Iraq: U.S. Regime Change Efforts and the Iraqi Opposition [Updated February 10, 2003] [open pdf - 98KB]
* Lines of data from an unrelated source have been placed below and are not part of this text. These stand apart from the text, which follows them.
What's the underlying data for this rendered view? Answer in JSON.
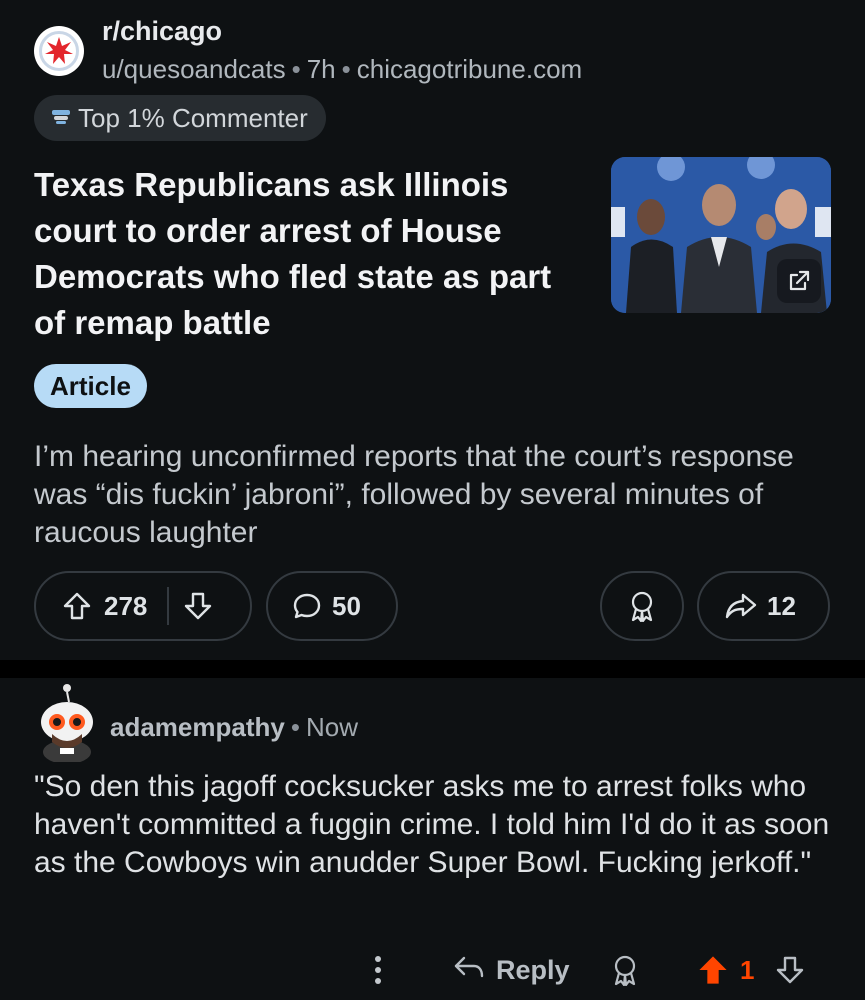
{
  "post": {
    "subreddit": "r/chicago",
    "author": "u/quesoandcats",
    "time": "7h",
    "domain": "chicagotribune.com",
    "flair": "Top 1% Commenter",
    "title": "Texas Republicans ask Illinois court to order arrest of House Democrats who fled state as part of remap battle",
    "tag": "Article",
    "body": "I’m hearing unconfirmed reports that the court’s response was “dis fuckin’ jabroni”, followed by several minutes of raucous laughter",
    "upvotes": "278",
    "comments": "50",
    "shares": "12"
  },
  "comment": {
    "author": "adamempathy",
    "time": "Now",
    "text": "\"So den this jagoff cocksucker asks me to arrest folks who haven't committed a fuggin crime. I told him I'd do it as soon as the Cowboys win anudder Super Bowl. Fucking jerkoff.\"",
    "reply_label": "Reply",
    "votes": "1"
  },
  "colors": {
    "background": "#0e1113",
    "separator": "#000000",
    "tag_bg": "#b7dbf6",
    "upvote_active": "#ff4500",
    "pill_border": "#343a40"
  },
  "icons": {
    "subreddit": "chicago-flag-star-icon",
    "flair": "commenter-badge-icon",
    "upvote": "arrow-up-icon",
    "downvote": "arrow-down-icon",
    "comments": "speech-bubble-icon",
    "award": "award-icon",
    "share": "share-arrow-icon",
    "external": "external-link-icon",
    "more": "more-vertical-icon",
    "reply": "reply-arrow-icon"
  }
}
"In his 2002 and 2003 State of the Union messages, President Bush characterized Iraq as a grave potential threat to the United States because of its insistence on developing weapons of mass destruction (WMD) and the potential for it to transfer WMD to terrorist groups. Since September 2002, the President has said that unless Iraq allows full disarmament of its WMD by United Nations weapons inspectors, the United States would lead a coalition in military action to achieve that disarmament. This would almost certainly include the ouster of Iraq's President Saddam Hussein and his Ba'th Party regime. Although the Administration has been less vocal about the regime change goal since the September 2002 decision to work through the United Nations to achieve Iraq's disarmament, the Administration maintains that regime change has been declared U.S. policy since November 1998 and remains the desired goal. Even before October 1998, U.S. efforts to oust Saddam had been pursued, with varying degrees of intensity, since the end of the Gulf war in 1991. These efforts primarily involved U.S. backing for opposition groups inside and outside Iraq, some of which are now receiving increased U.S. political and financial support and military training. According to several experts, past efforts to change the regime floundered because of limited U.S. engagement, disorganization of the Iraqi opposition, and the efficiency and ruthlessness of Iraq's several overlapping intelligence and security forces. Previous U.S. administrations ruled out major U.S. military action to change Iraq's regime, believing such action would be costly, risky, and not necessarily justified by the level of Iraq's non-compliance."
CRS Report for Congress, RL31339
United States. Dept. of State. Bureau of Public Affairs. Foreign Press Centers: http://fpc.state.gov/